I had just begun photographing along US Route 89 when an article appeared in the New York Times Magazine that changed my thinking about the project. It was entitled A Slow-Road Movement? and was written by Robert Sullivan on the occasion of the 50th anniversary of the Interstate highway system. He detailed some of the negative consequences of the system and then cited new thinking about what purpose roads can serve besides moving cars from one place to another as fast as possible. He concluded the essay with this thought:
“Now we have to decide whether our roads will continue to strangle us, to drive us crazy, to pollute and poison our air and water or maybe slow us down in a good way and give us a chance to enjoy everything we still have left and have worked so hard to build.”
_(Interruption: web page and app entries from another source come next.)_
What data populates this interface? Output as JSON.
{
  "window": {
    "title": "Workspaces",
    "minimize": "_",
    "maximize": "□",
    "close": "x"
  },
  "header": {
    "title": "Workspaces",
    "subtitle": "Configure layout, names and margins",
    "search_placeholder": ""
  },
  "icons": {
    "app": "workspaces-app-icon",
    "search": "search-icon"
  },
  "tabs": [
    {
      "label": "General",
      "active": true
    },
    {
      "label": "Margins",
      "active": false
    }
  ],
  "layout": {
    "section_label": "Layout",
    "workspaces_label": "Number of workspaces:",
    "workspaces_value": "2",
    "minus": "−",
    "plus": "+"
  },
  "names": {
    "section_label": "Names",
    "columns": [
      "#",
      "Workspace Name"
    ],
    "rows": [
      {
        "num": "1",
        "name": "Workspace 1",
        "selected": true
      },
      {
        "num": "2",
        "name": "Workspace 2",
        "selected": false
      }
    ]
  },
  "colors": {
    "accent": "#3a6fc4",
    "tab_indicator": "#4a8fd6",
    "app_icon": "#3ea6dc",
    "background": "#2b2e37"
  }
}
It was at that moment that the philosophical underpinning for my work on Highway 89 became apparent. Until then I had thought of it as a landscape photography project. I would go from one national park to the next, take my photographs and publish a coffee table book. End of story and on to the next adventure. The Sullivan essay made me realized that the project also needed to be about the road trip itself and about the joys of slowing down on a two-lane highway through some of the most beautiful country in America.
The notion of driving for pleasure is as old the automobile itself. The grand parkways that were constructed in the late 19th and early 20th century were explicitly designed for scenic beauty. The mythology surrounding the family driving vacations of the 1940s and 50s has much to do with the adventure of discovery that slower roads and cars provided. The Interstates, which were originally conceived of as military roads, intentionally bypassed the small towns and cities so that cargo could move as fast as possible. For me the project became about encouraging a return to an older way of thinking in which the journey is as rewarding as the destinations.
Out of that thinking came an email newsletter, Along 89. Then came the website with its Road Trip Guides. Keeping up with online publishing, I started the US Route 89 blog to document the road trip Barbara and I made in 2010. It has now become a sort of magazine full of articles to excite travelers about the adventure of taking the slow road. All of this is aimed at encouraging travel on 89 as well as being a place to display my photographs. I haven’t forgotten about that coffee table book and someday it will become a reality. For now I’m enjoying sharing my work with you through all this “new media.”
Finally, out of all this philosophizing came the idea that there should be a way for people who feel the way I do to be part of it. Thus, the US Route 89 Appreciation Society. I thought long and hard about the name. Should it be a club, organization, association or alliance. All those seemed to modern or sterile for what I was feeling. I wanted to suggest something a little more old-fashioned and quirky. To me, Appreciation Society suggests a group of people who have come together because of their love for one of America’s most beautiful slow roads.
I want to say thank you to the individuals, businesses and civic organizations that have become members of the Society. Join us and become part of the slow road movement.
Just found your website, and I must say, I was apparently ahead of the trend! I have driven my family and friends crazy over the years, taking the back roads instead of the interstate whenever possible. I finally gave up on trying in vain to convince people to enjoy the journey as much as the destination, and do most of my traveling alone these days. I have no desire to see how many miles I can put on the odometer in a day, and would rather stop and have a chat with someone in a little town store, take pictures of an unexpected vista, or find a roadside motel that has some charm, instead of rushing to a destination. Thanks for your great site — I’ll be a frequent visitor.
Thanks for you comment, Kathleen. If you have a chance to drive US Route 89, you will find it to be the perfect road for your style of traveling. There are many small towns that have interesting shops, historic sites and museums, not to mentioned you are driving through incredible scenery.
Here is a link to Robert Sullivan’s article: http://www.nytimes.com/2006/06/25/magazine/25wwln_idea.html?scp=1&sq=slow+road+movement&st=nyt.
What is your favorite highway for a slow road trip?